WHAT TO DO
For the entries below, state how many lines include the string "comment", and write nothing besides that number.

═════ PROVIDED RECORDS ═════

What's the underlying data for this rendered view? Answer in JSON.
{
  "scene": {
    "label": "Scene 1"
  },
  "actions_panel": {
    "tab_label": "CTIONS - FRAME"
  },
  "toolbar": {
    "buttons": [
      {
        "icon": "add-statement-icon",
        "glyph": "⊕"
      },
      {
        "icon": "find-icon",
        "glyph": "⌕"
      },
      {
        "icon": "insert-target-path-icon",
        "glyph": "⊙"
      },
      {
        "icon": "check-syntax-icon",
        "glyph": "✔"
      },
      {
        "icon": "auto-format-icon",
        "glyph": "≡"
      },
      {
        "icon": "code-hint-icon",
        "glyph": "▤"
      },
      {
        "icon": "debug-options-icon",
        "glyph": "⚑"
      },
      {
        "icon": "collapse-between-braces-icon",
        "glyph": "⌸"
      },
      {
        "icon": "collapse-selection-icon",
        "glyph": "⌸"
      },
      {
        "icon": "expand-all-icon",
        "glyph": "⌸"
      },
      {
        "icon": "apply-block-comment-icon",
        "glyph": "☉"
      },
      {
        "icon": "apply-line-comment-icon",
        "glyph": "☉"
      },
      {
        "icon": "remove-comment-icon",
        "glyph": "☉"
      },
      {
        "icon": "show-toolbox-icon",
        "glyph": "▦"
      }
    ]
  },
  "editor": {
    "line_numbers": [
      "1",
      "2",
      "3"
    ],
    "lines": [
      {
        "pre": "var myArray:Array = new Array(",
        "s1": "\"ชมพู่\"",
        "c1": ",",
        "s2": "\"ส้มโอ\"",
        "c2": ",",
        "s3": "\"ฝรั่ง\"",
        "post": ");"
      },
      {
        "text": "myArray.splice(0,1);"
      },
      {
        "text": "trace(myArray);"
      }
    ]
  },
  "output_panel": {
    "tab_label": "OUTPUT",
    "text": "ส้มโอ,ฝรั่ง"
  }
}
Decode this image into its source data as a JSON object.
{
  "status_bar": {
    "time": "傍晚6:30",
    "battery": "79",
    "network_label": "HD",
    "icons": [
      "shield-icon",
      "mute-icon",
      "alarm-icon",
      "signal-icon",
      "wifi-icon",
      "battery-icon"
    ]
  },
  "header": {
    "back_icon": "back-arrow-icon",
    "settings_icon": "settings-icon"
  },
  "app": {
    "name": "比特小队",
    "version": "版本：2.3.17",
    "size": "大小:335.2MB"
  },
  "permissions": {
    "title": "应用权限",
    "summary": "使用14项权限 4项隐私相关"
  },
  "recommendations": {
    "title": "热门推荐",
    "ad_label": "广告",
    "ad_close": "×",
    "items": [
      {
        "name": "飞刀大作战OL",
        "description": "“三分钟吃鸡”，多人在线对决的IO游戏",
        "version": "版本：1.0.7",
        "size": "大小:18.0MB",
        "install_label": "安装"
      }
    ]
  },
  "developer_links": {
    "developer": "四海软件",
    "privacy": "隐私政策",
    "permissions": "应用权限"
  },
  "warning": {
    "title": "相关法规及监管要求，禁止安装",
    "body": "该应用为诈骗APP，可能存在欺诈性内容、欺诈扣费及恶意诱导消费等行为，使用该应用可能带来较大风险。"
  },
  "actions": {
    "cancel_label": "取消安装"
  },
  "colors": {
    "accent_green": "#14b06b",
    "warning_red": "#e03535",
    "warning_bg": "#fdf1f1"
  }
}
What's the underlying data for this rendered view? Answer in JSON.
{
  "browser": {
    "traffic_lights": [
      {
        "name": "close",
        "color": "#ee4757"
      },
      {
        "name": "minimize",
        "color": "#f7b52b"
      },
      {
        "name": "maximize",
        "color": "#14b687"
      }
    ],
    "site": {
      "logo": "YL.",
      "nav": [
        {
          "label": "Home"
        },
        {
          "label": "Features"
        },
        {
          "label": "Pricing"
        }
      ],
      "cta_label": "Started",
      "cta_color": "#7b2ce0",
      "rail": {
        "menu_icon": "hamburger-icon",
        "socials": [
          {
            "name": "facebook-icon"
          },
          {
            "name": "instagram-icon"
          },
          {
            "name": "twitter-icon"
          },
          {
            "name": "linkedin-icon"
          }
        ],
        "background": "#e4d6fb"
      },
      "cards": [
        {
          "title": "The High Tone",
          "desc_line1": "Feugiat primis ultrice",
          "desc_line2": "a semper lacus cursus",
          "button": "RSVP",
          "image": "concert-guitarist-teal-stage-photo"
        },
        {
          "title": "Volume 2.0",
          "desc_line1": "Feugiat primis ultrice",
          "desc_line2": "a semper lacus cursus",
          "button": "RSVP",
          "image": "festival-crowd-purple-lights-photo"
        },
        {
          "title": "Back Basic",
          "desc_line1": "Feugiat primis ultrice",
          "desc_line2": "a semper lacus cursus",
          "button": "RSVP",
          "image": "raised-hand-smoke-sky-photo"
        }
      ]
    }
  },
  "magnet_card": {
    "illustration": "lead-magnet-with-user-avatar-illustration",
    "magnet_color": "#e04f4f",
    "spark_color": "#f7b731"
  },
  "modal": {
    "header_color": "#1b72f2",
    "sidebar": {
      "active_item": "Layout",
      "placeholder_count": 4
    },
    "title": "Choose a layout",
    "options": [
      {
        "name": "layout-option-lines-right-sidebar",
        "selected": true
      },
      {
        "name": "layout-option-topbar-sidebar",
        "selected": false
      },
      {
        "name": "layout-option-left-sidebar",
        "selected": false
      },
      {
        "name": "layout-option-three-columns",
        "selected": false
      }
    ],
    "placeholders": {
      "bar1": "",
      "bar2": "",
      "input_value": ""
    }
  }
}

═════

RESULT
3